The United Arab Republic president Gamal Abdel Nasser awarded him the honorary title of dabati, allowing the amateur swimmer to receive a military salary in 1960. After his 1961 victory at the Maratona del Golfo Capri-Napoli, Nasser upgraded his military rank to Mulazim Al Thani. But he earned something more valuable than cash at the 1961 race. The women’s champion in 1961 at the Maratona del Golfo Capri-Napoli was Egyptian Suhir El Ba’i, known by her nickname El Bawtiah (female crocodile). The popular duo became engaged to Zeytoun at the Egyptian embassy in Rome.

With his career resumed and on the rise, Zeytoun continued to race wherever he could. On the way to a competition in Ismailia in northeastern Egypt, an accident tragically shocked the open water swimming community. Zeytoun and four fellow swimmers died when their vehicle hit a wall. A sixth passenger, Rajab Ali, was paralyzed.

The event parade planned to promote and celebrate the swimmers in the competition suddenly turned into a funeral procession.
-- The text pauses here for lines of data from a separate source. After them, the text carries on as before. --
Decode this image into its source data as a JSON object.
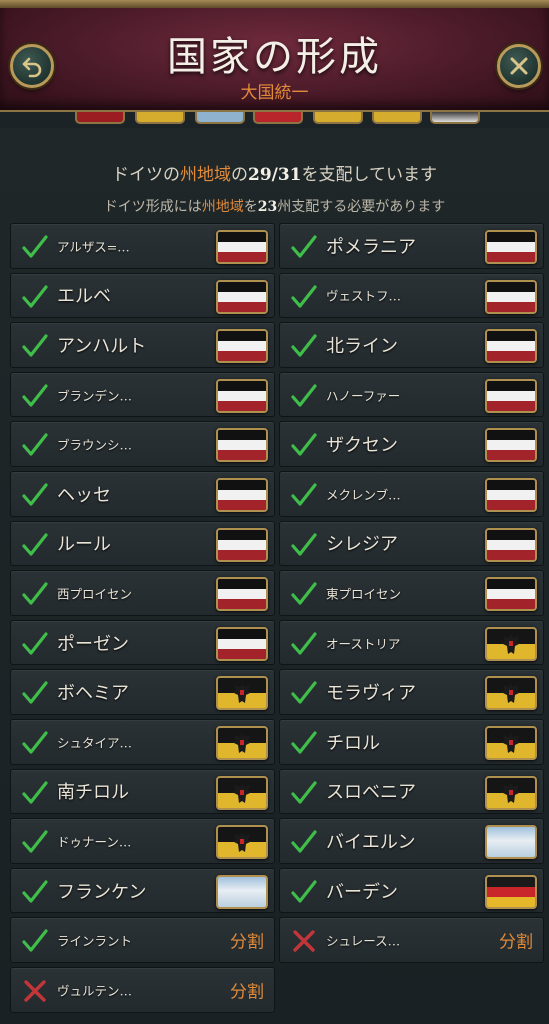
{
  "header": {
    "title": "国家の形成",
    "subtitle": "大国統一",
    "back_icon": "undo-arrow-icon",
    "close_icon": "close-icon"
  },
  "status": {
    "line1_prefix": "ドイツの",
    "line1_highlight": "州地域",
    "line1_mid": "の",
    "line1_count": "29/31",
    "line1_suffix": "を支配しています",
    "line2_prefix": "ドイツ形成には",
    "line2_highlight": "州地域",
    "line2_mid": "を",
    "line2_count": "23",
    "line2_suffix": "州支配する必要があります"
  },
  "colors": {
    "accent_orange": "#e08a3a",
    "check_green": "#3fbf4a",
    "cross_red": "#c2363a",
    "frame_gold": "#b0904f"
  },
  "states": [
    {
      "name": "アルザス=…",
      "status": "owned",
      "flag": "prussia"
    },
    {
      "name": "ポメラニア",
      "status": "owned",
      "flag": "prussia"
    },
    {
      "name": "エルベ",
      "status": "owned",
      "flag": "prussia"
    },
    {
      "name": "ヴェストフ…",
      "status": "owned",
      "flag": "prussia"
    },
    {
      "name": "アンハルト",
      "status": "owned",
      "flag": "prussia"
    },
    {
      "name": "北ライン",
      "status": "owned",
      "flag": "prussia"
    },
    {
      "name": "ブランデン…",
      "status": "owned",
      "flag": "prussia"
    },
    {
      "name": "ハノーファー",
      "status": "owned",
      "flag": "prussia"
    },
    {
      "name": "ブラウンシ…",
      "status": "owned",
      "flag": "prussia"
    },
    {
      "name": "ザクセン",
      "status": "owned",
      "flag": "prussia"
    },
    {
      "name": "ヘッセ",
      "status": "owned",
      "flag": "prussia"
    },
    {
      "name": "メクレンブ…",
      "status": "owned",
      "flag": "prussia"
    },
    {
      "name": "ルール",
      "status": "owned",
      "flag": "prussia"
    },
    {
      "name": "シレジア",
      "status": "owned",
      "flag": "prussia"
    },
    {
      "name": "西プロイセン",
      "status": "owned",
      "flag": "prussia"
    },
    {
      "name": "東プロイセン",
      "status": "owned",
      "flag": "prussia"
    },
    {
      "name": "ポーゼン",
      "status": "owned",
      "flag": "prussia"
    },
    {
      "name": "オーストリア",
      "status": "owned",
      "flag": "austria"
    },
    {
      "name": "ボヘミア",
      "status": "owned",
      "flag": "austria"
    },
    {
      "name": "モラヴィア",
      "status": "owned",
      "flag": "austria"
    },
    {
      "name": "シュタイア…",
      "status": "owned",
      "flag": "austria"
    },
    {
      "name": "チロル",
      "status": "owned",
      "flag": "austria"
    },
    {
      "name": "南チロル",
      "status": "owned",
      "flag": "austria"
    },
    {
      "name": "スロベニア",
      "status": "owned",
      "flag": "austria"
    },
    {
      "name": "ドゥナーン…",
      "status": "owned",
      "flag": "austria"
    },
    {
      "name": "バイエルン",
      "status": "owned",
      "flag": "bavaria"
    },
    {
      "name": "フランケン",
      "status": "owned",
      "flag": "bavaria"
    },
    {
      "name": "バーデン",
      "status": "owned",
      "flag": "baden"
    },
    {
      "name": "ラインラント",
      "status": "owned",
      "flag": "none",
      "extra": "分割"
    },
    {
      "name": "シュレース…",
      "status": "missing",
      "flag": "none",
      "extra": "分割"
    },
    {
      "name": "ヴュルテン…",
      "status": "missing",
      "flag": "none",
      "extra": "分割"
    }
  ]
}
Slow-moving cars carried the bodies of Zeytoun, Syrian swimmer Hasan Naeem, Egyptian swimmer Saeed Abduljalill and coaches Mahmoud Aman and Kamal Abdulrahman before the stunned crowds.

The world remembers the young man from Arwad.
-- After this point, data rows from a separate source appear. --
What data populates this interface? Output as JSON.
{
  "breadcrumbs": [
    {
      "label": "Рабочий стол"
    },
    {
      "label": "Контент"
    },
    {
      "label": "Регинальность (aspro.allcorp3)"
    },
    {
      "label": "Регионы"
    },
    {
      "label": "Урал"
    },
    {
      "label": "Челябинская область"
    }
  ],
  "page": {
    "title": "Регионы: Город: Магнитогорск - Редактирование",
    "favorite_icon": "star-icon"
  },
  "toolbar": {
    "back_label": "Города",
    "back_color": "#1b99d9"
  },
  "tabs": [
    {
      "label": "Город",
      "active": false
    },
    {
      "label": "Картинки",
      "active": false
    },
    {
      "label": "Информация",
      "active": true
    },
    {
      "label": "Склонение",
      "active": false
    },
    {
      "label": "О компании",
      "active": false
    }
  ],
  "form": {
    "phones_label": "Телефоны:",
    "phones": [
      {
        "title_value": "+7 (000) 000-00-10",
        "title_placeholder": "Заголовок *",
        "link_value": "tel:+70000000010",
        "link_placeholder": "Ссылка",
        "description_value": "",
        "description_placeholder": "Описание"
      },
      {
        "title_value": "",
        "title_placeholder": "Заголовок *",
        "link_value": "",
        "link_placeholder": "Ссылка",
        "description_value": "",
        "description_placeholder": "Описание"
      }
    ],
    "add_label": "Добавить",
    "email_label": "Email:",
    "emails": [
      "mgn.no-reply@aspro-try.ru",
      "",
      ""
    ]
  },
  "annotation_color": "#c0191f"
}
Maratona del Golfo Capri-Napoli in 1960 Results:

1. Mohammed Zeytoun, Syria 10:38:48
2. Diki Bojadi, Yugoslavia 11:14:03
3. Abdel Latif Abou Heif, Egypt 11:40:52
4. Laszlo Kovats, Hungary 11:58:54
5. Moustafa Hammed, Egypt 12:40:37
6. Sadek Saleh, Iraq 13:05:00
7. Ottavio Serena, Italy 13:27:45
DNF – F. Bergamini, Italy
DNF – A. Camarero, Argentina
DNF – D. Sahin, Turkey
DNF – T. Gutierrez, Mexico
DNF – R. Mercado, Mexico
DNF – R. Rodriguez, Spain
DNF – N. Saleh / B. Wabab, Iraq
DNF – A. Gupta, India
DNF – M. Thompson, USA
DNF – S. Baky, Egypt
DNF – M. Molnar, Hungary
OTL – C. Hessler, Sweden

Maratona del Golfo Capri-Napoli in 1961 Results:
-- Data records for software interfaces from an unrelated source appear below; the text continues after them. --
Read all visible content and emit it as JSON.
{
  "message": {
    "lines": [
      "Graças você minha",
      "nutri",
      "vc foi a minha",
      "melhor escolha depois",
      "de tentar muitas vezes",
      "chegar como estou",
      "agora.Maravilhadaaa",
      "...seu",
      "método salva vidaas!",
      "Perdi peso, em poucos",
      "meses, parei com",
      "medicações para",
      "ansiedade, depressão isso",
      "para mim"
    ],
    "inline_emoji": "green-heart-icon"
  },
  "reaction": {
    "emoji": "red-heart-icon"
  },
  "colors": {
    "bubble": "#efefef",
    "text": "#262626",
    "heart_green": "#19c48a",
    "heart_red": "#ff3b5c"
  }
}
1. Mohammed Zeytoun, Syria 8:43:28
2. Carlos Larreira, Argentina 9:09:17
3. Nabil El Shazly, Egypt 9:16:36
4. Diki Bojadi, Yugoslavia 9:27:25
5. Hassan Abou Khalera, Egypt 9:45:56
6. Laszlo Kovats, Hungary 9:55:06
7. Leig Gelgberg, Sweden 10:09:35
8. Abdel Fakreldin, Lebanon 11:08:13
9. Rodolfo Rodriguez, Spain 11:18:33
10. Soheir Baki, Egypt 11:38:59 1st woman
DNF – F. Bergamini, Italy
DNF – R. Broutin, France
DNF – M. Garay, Argentina
DNF – A. Mobileau, France
DNF – R. Sueyro, Argentina
DNF – J. James, England
DNF – A. Mazzola, Italy
DNF – M. Molnar Hungary

11° Maratona del Golfo Capri-Napoli in 1964 Results:

1. Abdel Latif Abou Heif, Egypt 10:43:52
1. Mohammed Zeytoun, Syria 10:43:52
3. Diki Bojadi Yugoslavia 10:52:41
4. Nabil El Shazly, Egypt 11:46:38
5. Carlos Larreira, Argentina 12:17:49
6. Willem De Wreng, Netherland 12:33:02
7. Albert Herieche, Lebanon 13:18:36
DNF – R. Bimbilowski, Yugoslavia
DNF – R. Broutin, France
DNF – J. Kovas, USA
DNF – L. Kovats, Hungary
DNF – K. Savin, Yugoslavia
DNF – G. Travaglio, Italy
DNF – I. Yaya, Syria
DNF – R. George, England
DNF – R. Ghebardt, Hungary
DNF – M. Molnar, Hungary

Photo by Antonie Robertson.

Copyright © 2014 by World Open Water Swimming Association
Steven Munatones